Work the polls- Unlike the primary, unless it was highly contested, you need to spend more time at the polls, which means you will need more volunteers. Ask yourself, is your race on an off-year, like for municipal or midterm elections? Or is your race part of a national Presidential election. Down ballot races traditionally relied on the larger races to draw voters to the polls and vote straight ticket. However, fewer people are voting straight ticket, especially when it comes to down-ballot races. So you need to make sure you coordinate volunteers for a majority of the polling sites, not just ones that are comprised of your base.
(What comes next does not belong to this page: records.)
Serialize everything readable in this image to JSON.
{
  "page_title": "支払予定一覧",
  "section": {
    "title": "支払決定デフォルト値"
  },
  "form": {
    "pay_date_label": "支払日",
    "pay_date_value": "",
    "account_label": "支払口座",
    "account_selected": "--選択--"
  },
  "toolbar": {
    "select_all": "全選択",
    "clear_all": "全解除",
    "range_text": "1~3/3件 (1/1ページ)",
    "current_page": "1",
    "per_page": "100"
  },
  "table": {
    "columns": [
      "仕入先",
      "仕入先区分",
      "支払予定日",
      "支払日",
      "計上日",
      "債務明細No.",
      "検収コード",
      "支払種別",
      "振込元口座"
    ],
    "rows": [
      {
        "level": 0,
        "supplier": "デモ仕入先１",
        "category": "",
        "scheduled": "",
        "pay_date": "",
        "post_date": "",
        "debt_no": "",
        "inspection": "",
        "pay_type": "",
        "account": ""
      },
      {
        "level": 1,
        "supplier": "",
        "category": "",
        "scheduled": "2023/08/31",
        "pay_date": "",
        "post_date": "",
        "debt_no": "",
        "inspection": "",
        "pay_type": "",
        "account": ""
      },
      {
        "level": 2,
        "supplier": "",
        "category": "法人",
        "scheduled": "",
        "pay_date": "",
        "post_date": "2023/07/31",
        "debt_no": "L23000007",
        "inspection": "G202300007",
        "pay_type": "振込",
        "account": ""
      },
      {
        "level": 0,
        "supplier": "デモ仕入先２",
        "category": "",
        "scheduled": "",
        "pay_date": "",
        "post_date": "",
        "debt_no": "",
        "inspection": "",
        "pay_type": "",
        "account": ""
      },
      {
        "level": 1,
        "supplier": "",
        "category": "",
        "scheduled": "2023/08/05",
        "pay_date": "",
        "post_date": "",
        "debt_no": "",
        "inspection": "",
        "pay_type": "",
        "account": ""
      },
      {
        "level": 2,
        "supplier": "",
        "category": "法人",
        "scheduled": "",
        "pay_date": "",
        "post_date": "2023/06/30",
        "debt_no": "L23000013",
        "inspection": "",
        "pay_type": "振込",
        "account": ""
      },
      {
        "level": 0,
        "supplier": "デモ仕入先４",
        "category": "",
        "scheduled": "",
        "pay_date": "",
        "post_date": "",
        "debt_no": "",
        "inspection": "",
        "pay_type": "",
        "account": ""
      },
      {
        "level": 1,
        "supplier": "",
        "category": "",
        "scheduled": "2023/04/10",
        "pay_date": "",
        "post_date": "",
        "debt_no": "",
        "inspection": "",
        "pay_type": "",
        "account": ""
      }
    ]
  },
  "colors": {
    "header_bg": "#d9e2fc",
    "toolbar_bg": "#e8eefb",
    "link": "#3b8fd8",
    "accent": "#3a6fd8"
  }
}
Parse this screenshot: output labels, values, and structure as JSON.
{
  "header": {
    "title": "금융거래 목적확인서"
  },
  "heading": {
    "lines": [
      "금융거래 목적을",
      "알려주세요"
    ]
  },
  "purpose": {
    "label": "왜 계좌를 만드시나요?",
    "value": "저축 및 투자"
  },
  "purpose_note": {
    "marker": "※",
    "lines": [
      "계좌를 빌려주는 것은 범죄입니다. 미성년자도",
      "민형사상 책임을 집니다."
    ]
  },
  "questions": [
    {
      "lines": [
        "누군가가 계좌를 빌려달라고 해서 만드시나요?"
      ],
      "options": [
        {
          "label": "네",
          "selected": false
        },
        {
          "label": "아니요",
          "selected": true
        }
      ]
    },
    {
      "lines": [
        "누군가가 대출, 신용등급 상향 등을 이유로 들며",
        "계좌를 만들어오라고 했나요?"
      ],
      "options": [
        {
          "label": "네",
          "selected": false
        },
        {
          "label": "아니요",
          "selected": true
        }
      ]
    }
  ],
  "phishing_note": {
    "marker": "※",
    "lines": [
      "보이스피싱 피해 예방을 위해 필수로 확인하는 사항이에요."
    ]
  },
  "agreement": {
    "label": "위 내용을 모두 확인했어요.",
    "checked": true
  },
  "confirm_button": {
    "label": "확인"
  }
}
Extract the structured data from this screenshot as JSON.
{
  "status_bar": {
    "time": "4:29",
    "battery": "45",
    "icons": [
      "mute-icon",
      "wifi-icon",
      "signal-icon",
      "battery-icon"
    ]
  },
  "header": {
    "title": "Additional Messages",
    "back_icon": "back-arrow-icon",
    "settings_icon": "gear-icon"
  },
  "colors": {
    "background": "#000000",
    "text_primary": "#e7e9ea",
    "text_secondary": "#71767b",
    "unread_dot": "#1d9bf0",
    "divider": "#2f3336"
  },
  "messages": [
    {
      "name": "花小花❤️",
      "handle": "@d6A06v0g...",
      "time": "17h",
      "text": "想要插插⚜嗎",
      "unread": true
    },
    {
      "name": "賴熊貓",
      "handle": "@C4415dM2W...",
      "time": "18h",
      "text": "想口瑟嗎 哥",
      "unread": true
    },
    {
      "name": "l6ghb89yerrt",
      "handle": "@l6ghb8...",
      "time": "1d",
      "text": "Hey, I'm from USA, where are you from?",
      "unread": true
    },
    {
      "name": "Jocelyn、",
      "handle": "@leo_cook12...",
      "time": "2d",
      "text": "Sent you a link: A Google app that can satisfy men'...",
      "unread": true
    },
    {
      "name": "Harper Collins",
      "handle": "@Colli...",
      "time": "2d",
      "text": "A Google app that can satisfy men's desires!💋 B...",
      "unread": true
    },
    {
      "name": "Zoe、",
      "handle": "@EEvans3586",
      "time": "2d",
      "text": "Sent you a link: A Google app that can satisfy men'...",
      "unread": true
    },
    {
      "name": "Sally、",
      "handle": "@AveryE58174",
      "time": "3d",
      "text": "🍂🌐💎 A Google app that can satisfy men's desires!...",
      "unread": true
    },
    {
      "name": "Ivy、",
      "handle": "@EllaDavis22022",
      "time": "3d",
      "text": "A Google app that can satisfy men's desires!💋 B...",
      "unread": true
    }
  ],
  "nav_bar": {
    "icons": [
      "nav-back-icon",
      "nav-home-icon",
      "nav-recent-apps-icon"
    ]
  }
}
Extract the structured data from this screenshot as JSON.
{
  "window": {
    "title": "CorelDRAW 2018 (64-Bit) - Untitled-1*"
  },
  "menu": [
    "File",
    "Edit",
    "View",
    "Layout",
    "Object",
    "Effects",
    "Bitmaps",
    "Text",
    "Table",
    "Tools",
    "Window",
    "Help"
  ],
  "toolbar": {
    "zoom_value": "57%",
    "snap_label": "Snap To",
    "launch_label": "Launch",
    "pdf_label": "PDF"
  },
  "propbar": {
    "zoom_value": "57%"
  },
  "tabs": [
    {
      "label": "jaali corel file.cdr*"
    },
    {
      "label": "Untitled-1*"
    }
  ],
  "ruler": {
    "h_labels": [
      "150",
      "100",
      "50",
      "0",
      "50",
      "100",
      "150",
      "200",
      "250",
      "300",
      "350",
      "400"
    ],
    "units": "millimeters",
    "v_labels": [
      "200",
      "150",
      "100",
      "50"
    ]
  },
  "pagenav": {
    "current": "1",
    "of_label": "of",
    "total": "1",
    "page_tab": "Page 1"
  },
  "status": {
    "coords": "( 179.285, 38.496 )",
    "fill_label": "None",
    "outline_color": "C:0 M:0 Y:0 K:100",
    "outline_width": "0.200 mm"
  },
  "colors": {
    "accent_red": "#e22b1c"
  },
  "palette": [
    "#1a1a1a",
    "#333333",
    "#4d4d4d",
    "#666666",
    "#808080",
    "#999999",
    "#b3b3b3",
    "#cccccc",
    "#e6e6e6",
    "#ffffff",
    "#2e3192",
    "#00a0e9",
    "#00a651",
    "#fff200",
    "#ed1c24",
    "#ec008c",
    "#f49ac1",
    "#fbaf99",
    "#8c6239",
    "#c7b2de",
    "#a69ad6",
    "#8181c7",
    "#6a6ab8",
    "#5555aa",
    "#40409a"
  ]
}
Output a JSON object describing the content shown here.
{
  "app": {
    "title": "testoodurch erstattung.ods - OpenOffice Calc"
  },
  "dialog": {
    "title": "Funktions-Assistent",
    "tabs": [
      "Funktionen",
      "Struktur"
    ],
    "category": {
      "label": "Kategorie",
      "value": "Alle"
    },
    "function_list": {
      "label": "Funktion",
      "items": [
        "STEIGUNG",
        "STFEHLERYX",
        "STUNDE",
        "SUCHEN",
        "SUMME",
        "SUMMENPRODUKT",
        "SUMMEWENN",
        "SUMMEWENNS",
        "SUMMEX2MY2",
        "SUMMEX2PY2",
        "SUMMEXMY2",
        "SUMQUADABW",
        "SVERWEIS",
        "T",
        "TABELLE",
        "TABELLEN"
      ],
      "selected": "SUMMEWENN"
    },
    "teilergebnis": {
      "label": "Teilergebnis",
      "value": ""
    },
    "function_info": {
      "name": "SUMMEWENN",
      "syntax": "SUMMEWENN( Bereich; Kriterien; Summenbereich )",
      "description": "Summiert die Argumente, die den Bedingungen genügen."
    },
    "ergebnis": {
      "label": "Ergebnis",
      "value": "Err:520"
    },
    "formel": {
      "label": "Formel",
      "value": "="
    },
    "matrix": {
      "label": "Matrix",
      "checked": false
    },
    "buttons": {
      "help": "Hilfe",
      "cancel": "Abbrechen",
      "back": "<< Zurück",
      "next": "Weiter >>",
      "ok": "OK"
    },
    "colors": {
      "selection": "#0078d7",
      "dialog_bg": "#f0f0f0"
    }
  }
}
Always Be Campaigning- Winning is the easy part, but the work is only beginning. After a victorious election in November, you need to spend time thanking supporters, meeting with groups, informing yourself on processes and procedures for your office, and making sure you make work arrangements to be able to devote time to the office. Make sure your treasurer is submitting final finance reports and if you intend to run for re-election, keep your campaign committee account open.
ABC, Always Be Campaigning. Many newly elected officials make the mistake of thinking that once an election is over that the campaign is over. Nope, you need to spend time building a portfolio of legislation, videos, photo-ops, and continuous stakeholder meetings. While you should not be expected to perform favors or quid pro quo (which is illegal in many cases), you should keep your supporters updated and make time to meet with them. Send a regular constituent email, and social media updates, and keep your website up to date. Don’t shut it down once elected. You’re building a brand and a war chest for reelection.
Best Foot Forward- If you didn’t win and want to run in the future, then pretend the campaign isn't over. Don’t burn any bridges. Keep your website and social media active, and keep in touch with your supporters. Use your newly found notoriety for good use. Get on a local or county board, especially the planning board. If there are no open positions on county/ municipal boards, then volunteer for a non-profit organization. Continue working your job, if needed, and continue going to community meetings. You’ll be a much stronger candidate next election cycle.
With decades of combined political experience, the Bridges Consulting team knows what it takes to win an election. Through meticulous planning, we can be by your side all the way to victory. Give us a call today and let us get to work on your general election campaign.